We Value Our Vets….
Submitted By: Rich Ely
Susquehanna County Director
of Veterans Affairs-VSO
Corner = We Value Our Vets
by: Rich Ely, Director Susquehanna County Veterans Affairs
September is suicide awareness month. Unfortunately, our
country continues to have problems with suicides despite increased efforts to
identify and assist those at risk. This issue is especially relevant to
veterans. Veterans account for approximately 7% of the nation’s population and
account for approximately 18% of all deaths by suicide. Oftentimes, be it
veterans or civilians, the path to this destructive behavior is due to mental
health disorders, trauma or post-traumatic stress disorders.
The Veterans Health Administration defines trauma as “a
typical human response to atypical situations or events.” There are two different types of trauma.
Those include interpersonal trauma and external trauma. “Interpersonal Trauma”
can be things such as childhood sexual and/or physical abuse, neglect, sexual
assault/military sexual trauma (MST), domestic violence, loss due to homicide,
torture and forcible confinement, elder abuse. “External Trauma” includes war,
such as combat, killing, witnessing death, prisoner of war, dismemberment,
moral or physical injury, sudden death of a loved one, being a victim of crime,
loss to suicide, accidents (vehicle, plane, etc.), or natural disasters. An
estimated 70% of adults in the United States of America have, or will
experience, a traumatic event at least once in their lives. About 7-8% of every
100 people will have a Post-Traumatic Stress Disorder/issue at some point in
Suicide is the 10th leading cause of death in
the US, and the 2nd leading cause of death for people age 10 to 34.
More than 90% of people who die by suicide show symptoms of a health/emotional
challenge before acting to hurt themselves.

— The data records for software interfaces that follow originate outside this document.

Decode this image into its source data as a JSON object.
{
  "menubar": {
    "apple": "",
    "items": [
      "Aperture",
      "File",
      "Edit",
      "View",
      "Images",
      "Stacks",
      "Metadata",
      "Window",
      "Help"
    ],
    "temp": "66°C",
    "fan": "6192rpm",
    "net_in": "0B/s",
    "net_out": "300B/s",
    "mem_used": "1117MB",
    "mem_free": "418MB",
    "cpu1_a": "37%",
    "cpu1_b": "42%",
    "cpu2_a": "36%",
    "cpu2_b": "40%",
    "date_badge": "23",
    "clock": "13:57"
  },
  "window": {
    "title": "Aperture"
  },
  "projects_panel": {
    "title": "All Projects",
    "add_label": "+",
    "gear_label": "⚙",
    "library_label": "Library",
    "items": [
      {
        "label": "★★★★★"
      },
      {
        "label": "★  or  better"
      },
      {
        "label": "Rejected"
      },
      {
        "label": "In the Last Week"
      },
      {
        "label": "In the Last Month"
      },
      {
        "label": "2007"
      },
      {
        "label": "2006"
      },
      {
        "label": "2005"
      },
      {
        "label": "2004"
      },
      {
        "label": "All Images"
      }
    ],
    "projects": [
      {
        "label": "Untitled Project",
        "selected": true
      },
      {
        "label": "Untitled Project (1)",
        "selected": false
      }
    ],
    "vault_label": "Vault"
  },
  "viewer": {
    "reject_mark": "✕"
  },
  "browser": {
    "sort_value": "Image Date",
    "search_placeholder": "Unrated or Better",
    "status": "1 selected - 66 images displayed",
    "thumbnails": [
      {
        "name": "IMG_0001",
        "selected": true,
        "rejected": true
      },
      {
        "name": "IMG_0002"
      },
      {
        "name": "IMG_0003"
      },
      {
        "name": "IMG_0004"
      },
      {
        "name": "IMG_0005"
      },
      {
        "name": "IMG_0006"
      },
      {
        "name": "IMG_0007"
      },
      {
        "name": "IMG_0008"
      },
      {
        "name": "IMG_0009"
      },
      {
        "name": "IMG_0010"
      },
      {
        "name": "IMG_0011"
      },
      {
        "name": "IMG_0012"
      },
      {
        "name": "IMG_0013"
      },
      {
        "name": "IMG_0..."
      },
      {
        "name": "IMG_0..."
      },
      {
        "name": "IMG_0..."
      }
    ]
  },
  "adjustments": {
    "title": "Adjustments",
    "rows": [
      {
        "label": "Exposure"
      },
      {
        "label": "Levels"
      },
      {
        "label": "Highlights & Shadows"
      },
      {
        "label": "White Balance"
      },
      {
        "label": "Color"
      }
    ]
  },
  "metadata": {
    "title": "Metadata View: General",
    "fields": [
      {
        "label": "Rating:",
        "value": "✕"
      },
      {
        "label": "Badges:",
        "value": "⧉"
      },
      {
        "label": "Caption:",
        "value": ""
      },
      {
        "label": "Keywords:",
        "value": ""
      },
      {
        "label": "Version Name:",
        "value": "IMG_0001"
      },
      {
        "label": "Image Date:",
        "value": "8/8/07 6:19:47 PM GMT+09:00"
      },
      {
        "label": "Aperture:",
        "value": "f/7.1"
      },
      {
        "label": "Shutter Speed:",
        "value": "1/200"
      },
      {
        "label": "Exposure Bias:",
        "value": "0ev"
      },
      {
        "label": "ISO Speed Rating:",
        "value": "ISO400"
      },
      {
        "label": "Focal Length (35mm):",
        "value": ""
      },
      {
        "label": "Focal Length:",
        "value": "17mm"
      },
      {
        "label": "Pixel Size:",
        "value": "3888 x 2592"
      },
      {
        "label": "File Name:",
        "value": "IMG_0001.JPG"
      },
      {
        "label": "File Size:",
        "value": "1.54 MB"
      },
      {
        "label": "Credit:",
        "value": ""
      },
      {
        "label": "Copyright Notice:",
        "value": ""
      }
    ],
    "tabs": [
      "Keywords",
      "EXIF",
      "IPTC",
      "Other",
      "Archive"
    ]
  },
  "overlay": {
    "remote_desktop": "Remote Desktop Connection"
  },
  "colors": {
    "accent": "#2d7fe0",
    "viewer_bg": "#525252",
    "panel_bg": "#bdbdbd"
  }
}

Although the numbers are dropping
due to improving awareness and support for those at risk, each day in the
United States approximately 14 Veterans die by suicide. The prevalence of
Post-Traumatic Stress Disorder among Veterans by era are: Vietnam era 30.9%,
Gulf War 10.1%, and Operation Enduring Freedom/Operation Iraqi Freedom 11-20%
in a given year.
Susquehanna County is not immune from this problem. In my
five years as the Director of Veteran Affairs, the number of our counties
veteran suicides can be counted on one hand. However, each is tragic, and one
is one too many. One never knows when they may encounter an individual, friend,
or relative in crisis or who is having suicidal ideations. Warning signs may include hopelessness, rage
or anger, reckless behavior, increased alcohol or drug abuse, withdrawal from
friends, family and society, anxiety, agitation, inability to sleep or sleeping
all the time, as well as dramatic changes in mood.
If you, or someone close to you, exhibits such
tendencies, they should be referred for treatment by a health care professional
and ensure that an appointment is made. For crisis situations or for more
assistance a Suicide Hotline/Veterans Crisis Line is available 24 hours each
day at 1-800-273-8255 (press 1) or by text at 838255.
questions or concerns may also contact the Susquehanna County Veterans Affairs
Office at 570-278-5955 for additional information or reference materials and
contact numbers. Unfortunately, Susquehanna County is not exempt from these
challenges. We are proud to have caring members in our communities that will reach out to help others because
here in Susquehanna County, we value our citizens and “We Value our Vets.”